[Opening Entries supplied section]

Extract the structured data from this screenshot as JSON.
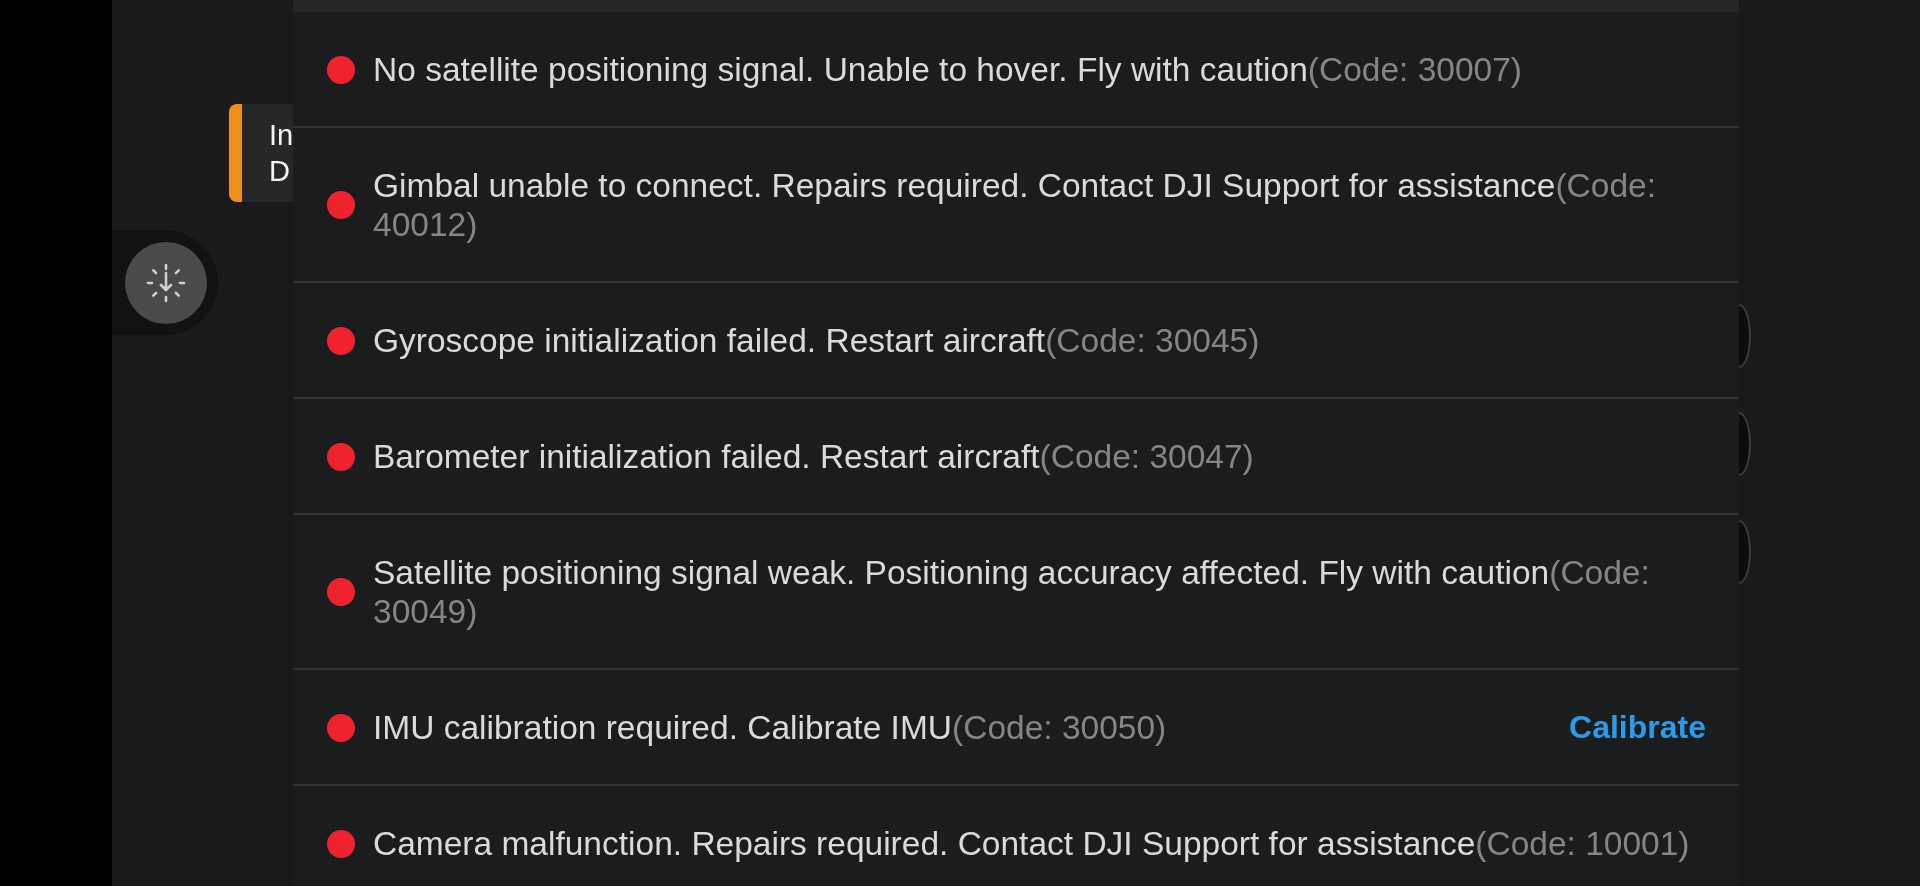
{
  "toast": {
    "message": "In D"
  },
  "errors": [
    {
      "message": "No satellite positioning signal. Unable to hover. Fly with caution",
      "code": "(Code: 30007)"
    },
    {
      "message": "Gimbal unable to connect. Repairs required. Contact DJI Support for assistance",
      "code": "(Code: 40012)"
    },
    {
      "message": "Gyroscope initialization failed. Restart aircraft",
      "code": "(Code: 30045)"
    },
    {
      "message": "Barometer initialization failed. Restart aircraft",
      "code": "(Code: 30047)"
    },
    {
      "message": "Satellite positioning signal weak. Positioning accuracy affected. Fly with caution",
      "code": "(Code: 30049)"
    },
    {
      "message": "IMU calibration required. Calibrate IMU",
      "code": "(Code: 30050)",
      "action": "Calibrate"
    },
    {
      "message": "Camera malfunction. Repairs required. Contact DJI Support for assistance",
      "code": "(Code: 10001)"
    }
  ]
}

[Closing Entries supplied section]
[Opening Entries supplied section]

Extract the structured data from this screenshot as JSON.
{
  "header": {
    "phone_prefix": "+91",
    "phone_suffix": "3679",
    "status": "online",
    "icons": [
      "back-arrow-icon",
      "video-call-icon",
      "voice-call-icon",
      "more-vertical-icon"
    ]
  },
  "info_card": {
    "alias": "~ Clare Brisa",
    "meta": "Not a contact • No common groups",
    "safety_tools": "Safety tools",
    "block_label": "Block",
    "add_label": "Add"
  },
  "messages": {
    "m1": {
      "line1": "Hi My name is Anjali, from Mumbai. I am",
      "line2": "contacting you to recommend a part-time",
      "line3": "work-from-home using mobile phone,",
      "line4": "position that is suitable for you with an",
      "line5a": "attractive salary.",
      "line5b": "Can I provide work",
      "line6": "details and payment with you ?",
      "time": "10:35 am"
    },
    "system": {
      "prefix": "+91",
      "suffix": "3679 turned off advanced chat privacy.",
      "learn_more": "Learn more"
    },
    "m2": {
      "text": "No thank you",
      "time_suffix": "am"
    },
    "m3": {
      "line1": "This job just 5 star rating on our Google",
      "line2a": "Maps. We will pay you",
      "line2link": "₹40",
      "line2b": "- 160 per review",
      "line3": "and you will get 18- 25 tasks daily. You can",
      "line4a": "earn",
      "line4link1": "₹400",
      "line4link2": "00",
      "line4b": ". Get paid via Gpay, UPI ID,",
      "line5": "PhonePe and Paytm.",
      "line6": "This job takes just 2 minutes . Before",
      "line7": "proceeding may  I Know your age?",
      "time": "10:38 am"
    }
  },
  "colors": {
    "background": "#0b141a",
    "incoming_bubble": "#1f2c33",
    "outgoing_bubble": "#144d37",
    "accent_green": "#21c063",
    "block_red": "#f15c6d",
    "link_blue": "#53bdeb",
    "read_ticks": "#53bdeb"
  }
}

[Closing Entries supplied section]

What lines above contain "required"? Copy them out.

## Output below
      "message": "Gimbal unable to connect. Repairs required. Contact DJI Support for assistance",
      "message": "IMU calibration required. Calibrate IMU",
      "message": "Camera malfunction. Repairs required. Contact DJI Support for assistance",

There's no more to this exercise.